--- START ---
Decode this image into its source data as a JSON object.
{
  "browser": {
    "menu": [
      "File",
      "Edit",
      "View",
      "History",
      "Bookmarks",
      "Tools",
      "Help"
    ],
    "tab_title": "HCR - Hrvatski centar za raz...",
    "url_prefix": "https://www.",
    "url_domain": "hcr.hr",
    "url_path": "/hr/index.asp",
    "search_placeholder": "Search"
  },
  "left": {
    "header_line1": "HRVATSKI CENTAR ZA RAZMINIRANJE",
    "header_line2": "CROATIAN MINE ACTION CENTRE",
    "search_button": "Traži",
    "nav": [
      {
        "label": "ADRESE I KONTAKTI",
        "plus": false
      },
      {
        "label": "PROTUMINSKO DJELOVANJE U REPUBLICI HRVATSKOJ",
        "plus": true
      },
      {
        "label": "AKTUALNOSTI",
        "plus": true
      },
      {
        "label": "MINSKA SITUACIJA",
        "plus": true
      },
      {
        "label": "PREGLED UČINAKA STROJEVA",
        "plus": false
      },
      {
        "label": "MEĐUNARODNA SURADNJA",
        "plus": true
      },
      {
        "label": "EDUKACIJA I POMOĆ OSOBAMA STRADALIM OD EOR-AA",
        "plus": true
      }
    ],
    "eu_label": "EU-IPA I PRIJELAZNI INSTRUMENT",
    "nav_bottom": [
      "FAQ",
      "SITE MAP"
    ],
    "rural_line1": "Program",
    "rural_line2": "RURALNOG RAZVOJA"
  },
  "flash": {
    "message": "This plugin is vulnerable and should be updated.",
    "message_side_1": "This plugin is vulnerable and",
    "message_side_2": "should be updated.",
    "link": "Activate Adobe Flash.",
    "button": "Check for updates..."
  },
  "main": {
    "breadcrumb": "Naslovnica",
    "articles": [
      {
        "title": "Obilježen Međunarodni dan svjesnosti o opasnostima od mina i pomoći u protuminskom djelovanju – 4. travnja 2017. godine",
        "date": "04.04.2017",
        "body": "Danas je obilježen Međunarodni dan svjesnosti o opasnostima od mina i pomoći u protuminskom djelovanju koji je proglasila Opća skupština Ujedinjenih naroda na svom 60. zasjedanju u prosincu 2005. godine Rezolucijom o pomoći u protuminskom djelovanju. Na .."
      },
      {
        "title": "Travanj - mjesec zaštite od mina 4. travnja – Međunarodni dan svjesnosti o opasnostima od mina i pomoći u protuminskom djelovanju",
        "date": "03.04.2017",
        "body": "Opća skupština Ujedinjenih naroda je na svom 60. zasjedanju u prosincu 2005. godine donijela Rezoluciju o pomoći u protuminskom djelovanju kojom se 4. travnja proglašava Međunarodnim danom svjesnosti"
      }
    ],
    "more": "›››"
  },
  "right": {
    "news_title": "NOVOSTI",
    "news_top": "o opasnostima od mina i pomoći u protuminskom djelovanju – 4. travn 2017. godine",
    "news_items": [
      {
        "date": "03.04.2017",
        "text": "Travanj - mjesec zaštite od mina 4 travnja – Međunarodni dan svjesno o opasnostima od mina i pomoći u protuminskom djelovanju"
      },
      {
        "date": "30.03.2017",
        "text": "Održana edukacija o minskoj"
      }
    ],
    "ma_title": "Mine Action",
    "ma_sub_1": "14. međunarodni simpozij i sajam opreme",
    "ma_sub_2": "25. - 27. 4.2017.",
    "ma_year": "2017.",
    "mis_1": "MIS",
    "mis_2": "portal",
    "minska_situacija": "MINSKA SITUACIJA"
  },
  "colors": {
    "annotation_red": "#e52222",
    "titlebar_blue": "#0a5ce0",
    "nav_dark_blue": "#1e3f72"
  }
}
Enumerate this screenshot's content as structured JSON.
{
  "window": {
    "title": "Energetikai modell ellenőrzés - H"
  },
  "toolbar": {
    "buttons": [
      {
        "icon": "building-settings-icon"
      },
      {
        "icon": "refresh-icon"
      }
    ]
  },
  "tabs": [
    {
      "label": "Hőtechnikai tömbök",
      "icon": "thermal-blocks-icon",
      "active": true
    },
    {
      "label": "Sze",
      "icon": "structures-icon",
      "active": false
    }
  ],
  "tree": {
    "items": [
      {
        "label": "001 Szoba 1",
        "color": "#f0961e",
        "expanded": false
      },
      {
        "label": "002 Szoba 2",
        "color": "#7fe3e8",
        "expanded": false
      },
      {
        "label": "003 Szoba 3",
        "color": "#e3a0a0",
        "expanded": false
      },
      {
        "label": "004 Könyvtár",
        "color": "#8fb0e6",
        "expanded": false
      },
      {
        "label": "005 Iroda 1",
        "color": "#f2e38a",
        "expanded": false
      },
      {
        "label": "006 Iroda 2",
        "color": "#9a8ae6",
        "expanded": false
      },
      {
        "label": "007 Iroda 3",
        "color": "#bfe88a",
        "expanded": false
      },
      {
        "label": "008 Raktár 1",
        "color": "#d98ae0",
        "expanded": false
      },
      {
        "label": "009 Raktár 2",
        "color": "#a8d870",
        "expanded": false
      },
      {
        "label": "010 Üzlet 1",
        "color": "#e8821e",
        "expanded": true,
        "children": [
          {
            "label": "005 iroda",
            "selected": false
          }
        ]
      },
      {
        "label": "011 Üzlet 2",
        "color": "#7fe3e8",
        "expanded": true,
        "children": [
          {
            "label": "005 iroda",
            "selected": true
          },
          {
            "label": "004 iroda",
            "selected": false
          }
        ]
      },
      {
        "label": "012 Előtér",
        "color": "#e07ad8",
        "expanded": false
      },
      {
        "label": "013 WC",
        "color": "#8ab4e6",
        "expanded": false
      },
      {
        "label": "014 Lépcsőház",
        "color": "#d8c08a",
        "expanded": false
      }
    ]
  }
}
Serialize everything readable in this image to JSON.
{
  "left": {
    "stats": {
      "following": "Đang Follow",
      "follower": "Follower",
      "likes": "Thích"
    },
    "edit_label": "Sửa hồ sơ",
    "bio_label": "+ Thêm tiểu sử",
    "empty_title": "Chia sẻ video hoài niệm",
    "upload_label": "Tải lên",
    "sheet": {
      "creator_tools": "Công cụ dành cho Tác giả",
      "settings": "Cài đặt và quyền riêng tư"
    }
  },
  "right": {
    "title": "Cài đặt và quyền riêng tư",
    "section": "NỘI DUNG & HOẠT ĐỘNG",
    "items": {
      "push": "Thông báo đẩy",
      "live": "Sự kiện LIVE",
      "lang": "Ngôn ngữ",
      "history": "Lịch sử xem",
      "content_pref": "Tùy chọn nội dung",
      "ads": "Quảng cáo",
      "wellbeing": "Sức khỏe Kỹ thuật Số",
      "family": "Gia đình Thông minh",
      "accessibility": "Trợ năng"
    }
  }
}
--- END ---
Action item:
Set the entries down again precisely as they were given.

Answer for the task:
Decode this image into its source data as a JSON object.
{
  "browser": {
    "menu": [
      "File",
      "Edit",
      "View",
      "History",
      "Bookmarks",
      "Tools",
      "Help"
    ],
    "tab_title": "HCR - Hrvatski centar za raz...",
    "url_prefix": "https://www.",
    "url_domain": "hcr.hr",
    "url_path": "/hr/index.asp",
    "search_placeholder": "Search"
  },
  "left": {
    "header_line1": "HRVATSKI CENTAR ZA RAZMINIRANJE",
    "header_line2": "CROATIAN MINE ACTION CENTRE",
    "search_button": "Traži",
    "nav": [
      {
        "label": "ADRESE I KONTAKTI",
        "plus": false
      },
      {
        "label": "PROTUMINSKO DJELOVANJE U REPUBLICI HRVATSKOJ",
        "plus": true
      },
      {
        "label": "AKTUALNOSTI",
        "plus": true
      },
      {
        "label": "MINSKA SITUACIJA",
        "plus": true
      },
      {
        "label": "PREGLED UČINAKA STROJEVA",
        "plus": false
      },
      {
        "label": "MEĐUNARODNA SURADNJA",
        "plus": true
      },
      {
        "label": "EDUKACIJA I POMOĆ OSOBAMA STRADALIM OD EOR-AA",
        "plus": true
      }
    ],
    "eu_label": "EU-IPA I PRIJELAZNI INSTRUMENT",
    "nav_bottom": [
      "FAQ",
      "SITE MAP"
    ],
    "rural_line1": "Program",
    "rural_line2": "RURALNOG RAZVOJA"
  },
  "flash": {
    "message": "This plugin is vulnerable and should be updated.",
    "message_side_1": "This plugin is vulnerable and",
    "message_side_2": "should be updated.",
    "link": "Activate Adobe Flash.",
    "button": "Check for updates..."
  },
  "main": {
    "breadcrumb": "Naslovnica",
    "articles": [
      {
        "title": "Obilježen Međunarodni dan svjesnosti o opasnostima od mina i pomoći u protuminskom djelovanju – 4. travnja 2017. godine",
        "date": "04.04.2017",
        "body": "Danas je obilježen Međunarodni dan svjesnosti o opasnostima od mina i pomoći u protuminskom djelovanju koji je proglasila Opća skupština Ujedinjenih naroda na svom 60. zasjedanju u prosincu 2005. godine Rezolucijom o pomoći u protuminskom djelovanju. Na .."
      },
      {
        "title": "Travanj - mjesec zaštite od mina 4. travnja – Međunarodni dan svjesnosti o opasnostima od mina i pomoći u protuminskom djelovanju",
        "date": "03.04.2017",
        "body": "Opća skupština Ujedinjenih naroda je na svom 60. zasjedanju u prosincu 2005. godine donijela Rezoluciju o pomoći u protuminskom djelovanju kojom se 4. travnja proglašava Međunarodnim danom svjesnosti"
      }
    ],
    "more": "›››"
  },
  "right": {
    "news_title": "NOVOSTI",
    "news_top": "o opasnostima od mina i pomoći u protuminskom djelovanju – 4. travn 2017. godine",
    "news_items": [
      {
        "date": "03.04.2017",
        "text": "Travanj - mjesec zaštite od mina 4 travnja – Međunarodni dan svjesno o opasnostima od mina i pomoći u protuminskom djelovanju"
      },
      {
        "date": "30.03.2017",
        "text": "Održana edukacija o minskoj"
      }
    ],
    "ma_title": "Mine Action",
    "ma_sub_1": "14. međunarodni simpozij i sajam opreme",
    "ma_sub_2": "25. - 27. 4.2017.",
    "ma_year": "2017.",
    "mis_1": "MIS",
    "mis_2": "portal",
    "minska_situacija": "MINSKA SITUACIJA"
  },
  "colors": {
    "annotation_red": "#e52222",
    "titlebar_blue": "#0a5ce0",
    "nav_dark_blue": "#1e3f72"
  }
}
Enumerate this screenshot's content as structured JSON.
{
  "window": {
    "title": "Energetikai modell ellenőrzés - H"
  },
  "toolbar": {
    "buttons": [
      {
        "icon": "building-settings-icon"
      },
      {
        "icon": "refresh-icon"
      }
    ]
  },
  "tabs": [
    {
      "label": "Hőtechnikai tömbök",
      "icon": "thermal-blocks-icon",
      "active": true
    },
    {
      "label": "Sze",
      "icon": "structures-icon",
      "active": false
    }
  ],
  "tree": {
    "items": [
      {
        "label": "001 Szoba 1",
        "color": "#f0961e",
        "expanded": false
      },
      {
        "label": "002 Szoba 2",
        "color": "#7fe3e8",
        "expanded": false
      },
      {
        "label": "003 Szoba 3",
        "color": "#e3a0a0",
        "expanded": false
      },
      {
        "label": "004 Könyvtár",
        "color": "#8fb0e6",
        "expanded": false
      },
      {
        "label": "005 Iroda 1",
        "color": "#f2e38a",
        "expanded": false
      },
      {
        "label": "006 Iroda 2",
        "color": "#9a8ae6",
        "expanded": false
      },
      {
        "label": "007 Iroda 3",
        "color": "#bfe88a",
        "expanded": false
      },
      {
        "label": "008 Raktár 1",
        "color": "#d98ae0",
        "expanded": false
      },
      {
        "label": "009 Raktár 2",
        "color": "#a8d870",
        "expanded": false
      },
      {
        "label": "010 Üzlet 1",
        "color": "#e8821e",
        "expanded": true,
        "children": [
          {
            "label": "005 iroda",
            "selected": false
          }
        ]
      },
      {
        "label": "011 Üzlet 2",
        "color": "#7fe3e8",
        "expanded": true,
        "children": [
          {
            "label": "005 iroda",
            "selected": true
          },
          {
            "label": "004 iroda",
            "selected": false
          }
        ]
      },
      {
        "label": "012 Előtér",
        "color": "#e07ad8",
        "expanded": false
      },
      {
        "label": "013 WC",
        "color": "#8ab4e6",
        "expanded": false
      },
      {
        "label": "014 Lépcsőház",
        "color": "#d8c08a",
        "expanded": false
      }
    ]
  }
}
Serialize everything readable in this image to JSON.
{
  "left": {
    "stats": {
      "following": "Đang Follow",
      "follower": "Follower",
      "likes": "Thích"
    },
    "edit_label": "Sửa hồ sơ",
    "bio_label": "+ Thêm tiểu sử",
    "empty_title": "Chia sẻ video hoài niệm",
    "upload_label": "Tải lên",
    "sheet": {
      "creator_tools": "Công cụ dành cho Tác giả",
      "settings": "Cài đặt và quyền riêng tư"
    }
  },
  "right": {
    "title": "Cài đặt và quyền riêng tư",
    "section": "NỘI DUNG & HOẠT ĐỘNG",
    "items": {
      "push": "Thông báo đẩy",
      "live": "Sự kiện LIVE",
      "lang": "Ngôn ngữ",
      "history": "Lịch sử xem",
      "content_pref": "Tùy chọn nội dung",
      "ads": "Quảng cáo",
      "wellbeing": "Sức khỏe Kỹ thuật Số",
      "family": "Gia đình Thông minh",
      "accessibility": "Trợ năng"
    }
  }
}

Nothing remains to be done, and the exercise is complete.